◆ **WORK TO BE COMPLETED**
Show, in full, each line of the data that contains "JSON".

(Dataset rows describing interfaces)
┌────────
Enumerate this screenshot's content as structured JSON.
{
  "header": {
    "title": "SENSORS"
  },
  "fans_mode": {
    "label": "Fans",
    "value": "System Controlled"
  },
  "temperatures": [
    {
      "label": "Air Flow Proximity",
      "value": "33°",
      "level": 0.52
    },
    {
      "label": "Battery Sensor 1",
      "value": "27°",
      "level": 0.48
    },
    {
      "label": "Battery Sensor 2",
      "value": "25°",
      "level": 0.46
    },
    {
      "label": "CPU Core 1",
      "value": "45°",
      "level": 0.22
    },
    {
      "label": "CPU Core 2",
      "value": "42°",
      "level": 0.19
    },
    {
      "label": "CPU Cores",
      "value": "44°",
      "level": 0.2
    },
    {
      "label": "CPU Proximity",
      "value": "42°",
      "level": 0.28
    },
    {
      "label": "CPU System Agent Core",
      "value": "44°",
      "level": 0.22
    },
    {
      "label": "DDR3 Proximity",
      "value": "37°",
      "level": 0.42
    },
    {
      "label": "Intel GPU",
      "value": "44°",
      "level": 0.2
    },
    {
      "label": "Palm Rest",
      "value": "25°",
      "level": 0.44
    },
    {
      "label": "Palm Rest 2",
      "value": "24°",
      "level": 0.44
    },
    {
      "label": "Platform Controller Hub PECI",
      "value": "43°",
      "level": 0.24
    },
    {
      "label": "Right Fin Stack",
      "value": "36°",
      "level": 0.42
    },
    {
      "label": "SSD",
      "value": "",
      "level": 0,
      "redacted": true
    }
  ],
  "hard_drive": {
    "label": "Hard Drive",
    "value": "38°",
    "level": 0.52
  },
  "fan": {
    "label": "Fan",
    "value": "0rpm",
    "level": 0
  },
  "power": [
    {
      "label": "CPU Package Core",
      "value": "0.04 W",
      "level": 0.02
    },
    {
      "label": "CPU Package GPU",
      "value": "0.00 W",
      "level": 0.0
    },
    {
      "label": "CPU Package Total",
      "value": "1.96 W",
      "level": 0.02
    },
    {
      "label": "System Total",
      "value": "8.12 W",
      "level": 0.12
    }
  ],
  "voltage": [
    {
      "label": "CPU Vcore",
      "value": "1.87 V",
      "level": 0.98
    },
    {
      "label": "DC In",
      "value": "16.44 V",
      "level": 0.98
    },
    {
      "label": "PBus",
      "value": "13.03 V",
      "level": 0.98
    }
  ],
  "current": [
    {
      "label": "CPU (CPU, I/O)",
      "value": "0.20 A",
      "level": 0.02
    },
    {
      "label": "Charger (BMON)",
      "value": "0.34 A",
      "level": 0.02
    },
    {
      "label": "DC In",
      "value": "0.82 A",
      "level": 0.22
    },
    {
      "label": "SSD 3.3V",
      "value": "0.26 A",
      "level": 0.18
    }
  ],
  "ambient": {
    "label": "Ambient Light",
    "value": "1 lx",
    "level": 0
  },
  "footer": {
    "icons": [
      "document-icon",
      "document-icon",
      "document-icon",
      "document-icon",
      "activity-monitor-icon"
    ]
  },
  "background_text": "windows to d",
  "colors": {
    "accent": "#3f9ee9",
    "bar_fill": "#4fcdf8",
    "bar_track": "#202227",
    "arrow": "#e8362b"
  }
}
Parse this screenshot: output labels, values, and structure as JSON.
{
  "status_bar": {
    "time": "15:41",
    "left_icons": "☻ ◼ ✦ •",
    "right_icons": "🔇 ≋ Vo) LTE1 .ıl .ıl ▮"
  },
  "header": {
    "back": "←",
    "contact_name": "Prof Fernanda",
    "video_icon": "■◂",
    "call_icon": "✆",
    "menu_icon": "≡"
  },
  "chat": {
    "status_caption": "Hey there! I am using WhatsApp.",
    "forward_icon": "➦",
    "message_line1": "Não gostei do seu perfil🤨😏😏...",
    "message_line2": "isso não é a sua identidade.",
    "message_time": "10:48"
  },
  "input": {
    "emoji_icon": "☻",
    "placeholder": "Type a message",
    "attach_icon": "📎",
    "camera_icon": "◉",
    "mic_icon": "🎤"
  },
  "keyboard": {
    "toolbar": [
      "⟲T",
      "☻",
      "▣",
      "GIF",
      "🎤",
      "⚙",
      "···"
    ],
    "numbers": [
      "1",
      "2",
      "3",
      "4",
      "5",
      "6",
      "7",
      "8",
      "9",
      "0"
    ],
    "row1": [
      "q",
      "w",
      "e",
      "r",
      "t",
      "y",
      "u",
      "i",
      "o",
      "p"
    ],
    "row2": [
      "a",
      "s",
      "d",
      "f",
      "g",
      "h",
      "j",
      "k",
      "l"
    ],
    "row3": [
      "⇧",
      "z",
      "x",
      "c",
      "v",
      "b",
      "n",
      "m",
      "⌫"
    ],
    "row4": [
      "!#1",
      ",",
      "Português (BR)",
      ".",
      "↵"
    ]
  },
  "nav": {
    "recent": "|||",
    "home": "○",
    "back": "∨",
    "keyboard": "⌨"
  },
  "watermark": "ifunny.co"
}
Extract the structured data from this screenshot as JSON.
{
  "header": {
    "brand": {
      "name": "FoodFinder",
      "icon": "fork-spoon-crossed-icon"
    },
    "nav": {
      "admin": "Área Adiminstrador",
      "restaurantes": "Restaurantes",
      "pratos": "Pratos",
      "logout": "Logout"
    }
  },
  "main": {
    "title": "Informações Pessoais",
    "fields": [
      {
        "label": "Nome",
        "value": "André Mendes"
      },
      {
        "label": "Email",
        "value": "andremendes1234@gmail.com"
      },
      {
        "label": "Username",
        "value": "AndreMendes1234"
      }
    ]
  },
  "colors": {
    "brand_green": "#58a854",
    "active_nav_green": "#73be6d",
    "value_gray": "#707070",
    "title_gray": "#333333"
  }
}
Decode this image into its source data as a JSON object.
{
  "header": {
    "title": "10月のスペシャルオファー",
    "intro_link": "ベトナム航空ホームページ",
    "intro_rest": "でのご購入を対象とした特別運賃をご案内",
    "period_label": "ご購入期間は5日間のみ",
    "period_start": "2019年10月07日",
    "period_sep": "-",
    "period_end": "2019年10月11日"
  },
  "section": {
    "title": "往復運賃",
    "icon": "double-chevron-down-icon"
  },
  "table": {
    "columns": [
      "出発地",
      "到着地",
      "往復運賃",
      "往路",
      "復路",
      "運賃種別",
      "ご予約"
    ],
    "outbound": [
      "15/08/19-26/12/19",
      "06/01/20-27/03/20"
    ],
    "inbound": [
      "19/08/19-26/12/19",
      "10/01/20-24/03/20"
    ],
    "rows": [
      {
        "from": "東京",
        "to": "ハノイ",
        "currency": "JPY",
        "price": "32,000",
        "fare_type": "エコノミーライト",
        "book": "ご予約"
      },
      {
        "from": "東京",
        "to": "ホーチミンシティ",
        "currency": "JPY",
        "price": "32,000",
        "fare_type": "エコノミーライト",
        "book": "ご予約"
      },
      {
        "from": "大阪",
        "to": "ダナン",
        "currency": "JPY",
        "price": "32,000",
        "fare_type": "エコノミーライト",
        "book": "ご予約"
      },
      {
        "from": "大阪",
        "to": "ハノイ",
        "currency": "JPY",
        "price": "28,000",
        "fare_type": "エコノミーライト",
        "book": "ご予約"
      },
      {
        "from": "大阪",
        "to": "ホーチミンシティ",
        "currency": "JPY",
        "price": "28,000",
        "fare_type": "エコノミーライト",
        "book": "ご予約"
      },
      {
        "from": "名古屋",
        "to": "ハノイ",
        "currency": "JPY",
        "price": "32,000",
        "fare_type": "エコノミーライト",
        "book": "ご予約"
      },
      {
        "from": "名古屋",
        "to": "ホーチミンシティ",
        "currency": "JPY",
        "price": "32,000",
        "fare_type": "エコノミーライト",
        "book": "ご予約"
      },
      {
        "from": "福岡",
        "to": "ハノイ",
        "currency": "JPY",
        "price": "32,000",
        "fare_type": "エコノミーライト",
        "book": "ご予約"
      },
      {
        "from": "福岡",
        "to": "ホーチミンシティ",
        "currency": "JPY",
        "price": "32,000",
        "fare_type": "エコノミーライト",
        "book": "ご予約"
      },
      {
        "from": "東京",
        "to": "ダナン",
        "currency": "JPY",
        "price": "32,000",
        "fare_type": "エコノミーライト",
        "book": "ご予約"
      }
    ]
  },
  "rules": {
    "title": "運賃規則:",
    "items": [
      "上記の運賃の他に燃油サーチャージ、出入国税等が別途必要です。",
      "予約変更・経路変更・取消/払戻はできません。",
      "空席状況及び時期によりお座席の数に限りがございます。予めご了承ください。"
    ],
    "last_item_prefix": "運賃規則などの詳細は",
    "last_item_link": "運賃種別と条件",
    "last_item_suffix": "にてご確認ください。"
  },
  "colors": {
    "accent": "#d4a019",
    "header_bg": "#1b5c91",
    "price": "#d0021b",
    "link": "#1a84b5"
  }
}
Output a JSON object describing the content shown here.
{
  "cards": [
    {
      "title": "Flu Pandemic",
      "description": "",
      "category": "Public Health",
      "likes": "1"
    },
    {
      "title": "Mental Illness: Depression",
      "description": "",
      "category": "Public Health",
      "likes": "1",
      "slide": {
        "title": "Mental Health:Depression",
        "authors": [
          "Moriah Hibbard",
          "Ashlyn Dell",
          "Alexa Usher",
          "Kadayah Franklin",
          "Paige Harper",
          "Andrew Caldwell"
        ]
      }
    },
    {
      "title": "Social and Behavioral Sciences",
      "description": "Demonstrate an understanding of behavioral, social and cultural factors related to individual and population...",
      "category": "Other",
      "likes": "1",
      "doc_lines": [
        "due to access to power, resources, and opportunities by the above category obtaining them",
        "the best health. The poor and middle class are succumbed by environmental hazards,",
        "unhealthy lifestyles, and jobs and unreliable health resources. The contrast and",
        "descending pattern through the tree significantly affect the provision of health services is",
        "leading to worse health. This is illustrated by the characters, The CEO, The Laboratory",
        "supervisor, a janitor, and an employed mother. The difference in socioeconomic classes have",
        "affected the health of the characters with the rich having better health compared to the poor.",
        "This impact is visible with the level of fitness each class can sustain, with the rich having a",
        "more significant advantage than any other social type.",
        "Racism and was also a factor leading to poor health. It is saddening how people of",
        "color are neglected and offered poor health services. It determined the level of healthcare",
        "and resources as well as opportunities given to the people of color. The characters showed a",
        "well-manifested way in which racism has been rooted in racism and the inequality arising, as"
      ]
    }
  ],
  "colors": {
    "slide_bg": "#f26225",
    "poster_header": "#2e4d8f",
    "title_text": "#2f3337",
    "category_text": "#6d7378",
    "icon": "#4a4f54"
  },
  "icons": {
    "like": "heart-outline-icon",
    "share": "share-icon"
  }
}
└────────
◆ **SOLUTION TO THIS PROBLEM**
Enumerate this screenshot's content as structured JSON.
Parse this screenshot: output labels, values, and structure as JSON.
Extract the structured data from this screenshot as JSON.
Decode this image into its source data as a JSON object.
Output a JSON object describing the content shown here.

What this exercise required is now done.